Exercise requirements:
For each record that follows, write out an identical copy.

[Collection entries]

*-*-*

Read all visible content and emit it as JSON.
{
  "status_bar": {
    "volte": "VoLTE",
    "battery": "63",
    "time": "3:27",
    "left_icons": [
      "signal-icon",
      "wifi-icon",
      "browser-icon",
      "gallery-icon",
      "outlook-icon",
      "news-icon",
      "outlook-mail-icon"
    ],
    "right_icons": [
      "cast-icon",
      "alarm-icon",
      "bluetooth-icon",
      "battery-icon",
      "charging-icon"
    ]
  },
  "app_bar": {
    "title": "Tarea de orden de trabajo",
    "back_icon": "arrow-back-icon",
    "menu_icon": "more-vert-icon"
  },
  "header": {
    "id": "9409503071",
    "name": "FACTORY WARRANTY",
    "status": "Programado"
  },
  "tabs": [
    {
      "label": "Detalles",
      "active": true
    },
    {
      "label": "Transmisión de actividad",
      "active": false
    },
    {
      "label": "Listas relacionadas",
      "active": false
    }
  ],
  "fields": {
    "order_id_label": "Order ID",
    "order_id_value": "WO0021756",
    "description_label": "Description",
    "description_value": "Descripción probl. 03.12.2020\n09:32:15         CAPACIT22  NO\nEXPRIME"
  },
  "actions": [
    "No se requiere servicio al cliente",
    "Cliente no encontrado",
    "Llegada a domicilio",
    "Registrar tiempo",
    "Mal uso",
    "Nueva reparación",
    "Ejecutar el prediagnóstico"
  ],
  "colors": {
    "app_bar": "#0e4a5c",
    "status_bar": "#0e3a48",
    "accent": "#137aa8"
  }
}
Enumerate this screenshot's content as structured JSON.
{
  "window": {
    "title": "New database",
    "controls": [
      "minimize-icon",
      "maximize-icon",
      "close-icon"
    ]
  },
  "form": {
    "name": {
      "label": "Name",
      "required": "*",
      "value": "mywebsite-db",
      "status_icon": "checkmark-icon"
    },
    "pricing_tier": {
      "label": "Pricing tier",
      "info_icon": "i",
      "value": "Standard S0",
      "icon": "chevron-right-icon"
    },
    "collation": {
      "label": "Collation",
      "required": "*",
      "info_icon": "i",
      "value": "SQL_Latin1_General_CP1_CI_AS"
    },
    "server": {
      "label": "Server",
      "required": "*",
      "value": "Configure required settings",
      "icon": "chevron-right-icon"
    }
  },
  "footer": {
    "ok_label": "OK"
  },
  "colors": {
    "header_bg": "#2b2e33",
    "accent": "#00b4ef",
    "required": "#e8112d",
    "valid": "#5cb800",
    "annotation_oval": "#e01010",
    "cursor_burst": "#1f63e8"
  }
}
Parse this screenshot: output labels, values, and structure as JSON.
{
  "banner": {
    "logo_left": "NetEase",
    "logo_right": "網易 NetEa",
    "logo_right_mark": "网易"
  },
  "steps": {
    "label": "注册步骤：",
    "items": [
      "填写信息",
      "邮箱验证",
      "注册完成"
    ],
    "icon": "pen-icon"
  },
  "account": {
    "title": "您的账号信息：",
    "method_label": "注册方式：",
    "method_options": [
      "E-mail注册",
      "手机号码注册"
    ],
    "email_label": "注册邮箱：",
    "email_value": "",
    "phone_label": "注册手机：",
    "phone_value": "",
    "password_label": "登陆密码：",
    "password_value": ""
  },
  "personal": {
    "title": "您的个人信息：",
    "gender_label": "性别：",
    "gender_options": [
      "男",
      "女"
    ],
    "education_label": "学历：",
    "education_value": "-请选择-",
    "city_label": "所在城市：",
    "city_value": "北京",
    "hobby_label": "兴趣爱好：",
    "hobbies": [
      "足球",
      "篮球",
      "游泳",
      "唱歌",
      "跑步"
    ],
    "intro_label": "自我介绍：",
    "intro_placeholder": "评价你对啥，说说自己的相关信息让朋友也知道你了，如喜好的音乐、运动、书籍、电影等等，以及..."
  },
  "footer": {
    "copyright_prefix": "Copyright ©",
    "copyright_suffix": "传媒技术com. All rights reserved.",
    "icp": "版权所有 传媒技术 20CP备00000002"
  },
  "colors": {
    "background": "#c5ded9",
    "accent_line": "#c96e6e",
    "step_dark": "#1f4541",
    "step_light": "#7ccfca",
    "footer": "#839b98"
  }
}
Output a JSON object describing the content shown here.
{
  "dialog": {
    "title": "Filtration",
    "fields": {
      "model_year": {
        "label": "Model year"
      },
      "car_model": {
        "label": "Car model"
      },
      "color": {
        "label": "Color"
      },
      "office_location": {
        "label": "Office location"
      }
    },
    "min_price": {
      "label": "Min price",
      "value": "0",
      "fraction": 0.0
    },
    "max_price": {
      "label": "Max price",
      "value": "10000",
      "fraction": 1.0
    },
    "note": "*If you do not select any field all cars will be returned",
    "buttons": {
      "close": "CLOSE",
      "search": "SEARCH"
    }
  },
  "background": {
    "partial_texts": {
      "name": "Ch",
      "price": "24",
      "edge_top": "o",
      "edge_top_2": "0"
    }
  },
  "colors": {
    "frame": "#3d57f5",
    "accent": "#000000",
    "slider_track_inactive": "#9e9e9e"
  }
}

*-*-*

Answer to this task:
Read all visible content and emit it as JSON.
{
  "status_bar": {
    "volte": "VoLTE",
    "battery": "63",
    "time": "3:27",
    "left_icons": [
      "signal-icon",
      "wifi-icon",
      "browser-icon",
      "gallery-icon",
      "outlook-icon",
      "news-icon",
      "outlook-mail-icon"
    ],
    "right_icons": [
      "cast-icon",
      "alarm-icon",
      "bluetooth-icon",
      "battery-icon",
      "charging-icon"
    ]
  },
  "app_bar": {
    "title": "Tarea de orden de trabajo",
    "back_icon": "arrow-back-icon",
    "menu_icon": "more-vert-icon"
  },
  "header": {
    "id": "9409503071",
    "name": "FACTORY WARRANTY",
    "status": "Programado"
  },
  "tabs": [
    {
      "label": "Detalles",
      "active": true
    },
    {
      "label": "Transmisión de actividad",
      "active": false
    },
    {
      "label": "Listas relacionadas",
      "active": false
    }
  ],
  "fields": {
    "order_id_label": "Order ID",
    "order_id_value": "WO0021756",
    "description_label": "Description",
    "description_value": "Descripción probl. 03.12.2020\n09:32:15         CAPACIT22  NO\nEXPRIME"
  },
  "actions": [
    "No se requiere servicio al cliente",
    "Cliente no encontrado",
    "Llegada a domicilio",
    "Registrar tiempo",
    "Mal uso",
    "Nueva reparación",
    "Ejecutar el prediagnóstico"
  ],
  "colors": {
    "app_bar": "#0e4a5c",
    "status_bar": "#0e3a48",
    "accent": "#137aa8"
  }
}
Enumerate this screenshot's content as structured JSON.
{
  "window": {
    "title": "New database",
    "controls": [
      "minimize-icon",
      "maximize-icon",
      "close-icon"
    ]
  },
  "form": {
    "name": {
      "label": "Name",
      "required": "*",
      "value": "mywebsite-db",
      "status_icon": "checkmark-icon"
    },
    "pricing_tier": {
      "label": "Pricing tier",
      "info_icon": "i",
      "value": "Standard S0",
      "icon": "chevron-right-icon"
    },
    "collation": {
      "label": "Collation",
      "required": "*",
      "info_icon": "i",
      "value": "SQL_Latin1_General_CP1_CI_AS"
    },
    "server": {
      "label": "Server",
      "required": "*",
      "value": "Configure required settings",
      "icon": "chevron-right-icon"
    }
  },
  "footer": {
    "ok_label": "OK"
  },
  "colors": {
    "header_bg": "#2b2e33",
    "accent": "#00b4ef",
    "required": "#e8112d",
    "valid": "#5cb800",
    "annotation_oval": "#e01010",
    "cursor_burst": "#1f63e8"
  }
}
Parse this screenshot: output labels, values, and structure as JSON.
{
  "banner": {
    "logo_left": "NetEase",
    "logo_right": "網易 NetEa",
    "logo_right_mark": "网易"
  },
  "steps": {
    "label": "注册步骤：",
    "items": [
      "填写信息",
      "邮箱验证",
      "注册完成"
    ],
    "icon": "pen-icon"
  },
  "account": {
    "title": "您的账号信息：",
    "method_label": "注册方式：",
    "method_options": [
      "E-mail注册",
      "手机号码注册"
    ],
    "email_label": "注册邮箱：",
    "email_value": "",
    "phone_label": "注册手机：",
    "phone_value": "",
    "password_label": "登陆密码：",
    "password_value": ""
  },
  "personal": {
    "title": "您的个人信息：",
    "gender_label": "性别：",
    "gender_options": [
      "男",
      "女"
    ],
    "education_label": "学历：",
    "education_value": "-请选择-",
    "city_label": "所在城市：",
    "city_value": "北京",
    "hobby_label": "兴趣爱好：",
    "hobbies": [
      "足球",
      "篮球",
      "游泳",
      "唱歌",
      "跑步"
    ],
    "intro_label": "自我介绍：",
    "intro_placeholder": "评价你对啥，说说自己的相关信息让朋友也知道你了，如喜好的音乐、运动、书籍、电影等等，以及..."
  },
  "footer": {
    "copyright_prefix": "Copyright ©",
    "copyright_suffix": "传媒技术com. All rights reserved.",
    "icp": "版权所有 传媒技术 20CP备00000002"
  },
  "colors": {
    "background": "#c5ded9",
    "accent_line": "#c96e6e",
    "step_dark": "#1f4541",
    "step_light": "#7ccfca",
    "footer": "#839b98"
  }
}
Output a JSON object describing the content shown here.
{
  "dialog": {
    "title": "Filtration",
    "fields": {
      "model_year": {
        "label": "Model year"
      },
      "car_model": {
        "label": "Car model"
      },
      "color": {
        "label": "Color"
      },
      "office_location": {
        "label": "Office location"
      }
    },
    "min_price": {
      "label": "Min price",
      "value": "0",
      "fraction": 0.0
    },
    "max_price": {
      "label": "Max price",
      "value": "10000",
      "fraction": 1.0
    },
    "note": "*If you do not select any field all cars will be returned",
    "buttons": {
      "close": "CLOSE",
      "search": "SEARCH"
    }
  },
  "background": {
    "partial_texts": {
      "name": "Ch",
      "price": "24",
      "edge_top": "o",
      "edge_top_2": "0"
    }
  },
  "colors": {
    "frame": "#3d57f5",
    "accent": "#000000",
    "slider_track_inactive": "#9e9e9e"
  }
}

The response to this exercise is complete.